Controversy arose Friday when White House press secretary Sean Spicer held an informal press gaggle in his West Wing office allowing conservative media outlets in the meeting while blocking traditional, mainstream media outlets from getting in.
The New York Times, the Los Angeles Times, CNN, BuzzFeed News and Politico were among the outlets blocked from the meeting, while the Washington Times, Breitbart News and One America News Network were among the non-traditional outlets allowed in.
According to USA Today, the White House press pool was also included so that every White House reporter could get the details from the meeting.
Still, many in the media, on both sides of partisan media, spoke out against the move.
The White House Correspondents Association said they are "protesting strongly" the move to exclude certain media outlets:
The New York Times executive editor, Dean Baquet, said the Times had never been excluded before in their time covering the White House:
CNN called the move "unacceptable":
Even Fox News anchor Bret Baier criticized the move:
But according to former White House press secretary Ari Fleischer, who served as former President George W. Bush's first press secretary from Jan. 2001 to July 2003, holding informal press gaggles in the White House is very typical of press secretaries.
In fact, the media is just "hyperventilating" over the move, Fleischer tweeted Friday, while noting that former President Barack Obama hand-selected members of the media for impromptu meetings too, but the press never erupted over that.
"Please. Pres O met w groups of hand selected columnists. Tell me WH staff didn't have meetings w chosen reporters. Stop hyperventilating," Fleischer tweeted in response to a tweet from an NBC reporter who tweeted Baquet's statement.

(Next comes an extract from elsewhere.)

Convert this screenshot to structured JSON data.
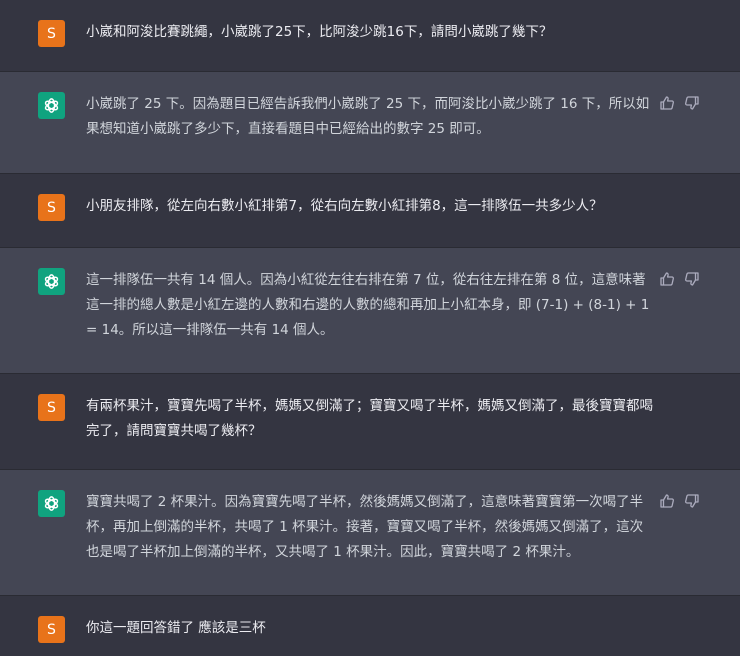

After some pushback, Fleischer clarified to say he believes it's "not wise" to bar certain outlets from a gaggle with the press secretary but the "media should calm down" because impromptu meetings between White House aides and certain members of the media happen routinely.
Fleischer later went on CNN to explain his point again: that informal gaggles are very typical in the White House, Spicer should have met with all outlets instead of cherry-picking, but the outrage over Friday's incident, as if it never happened before, was ridiculous.
"Face it: There's nothing unusual about presidents meeting with selected reporters and White House staffs do it all the time, too," he told CNN's Brooke Baldwin.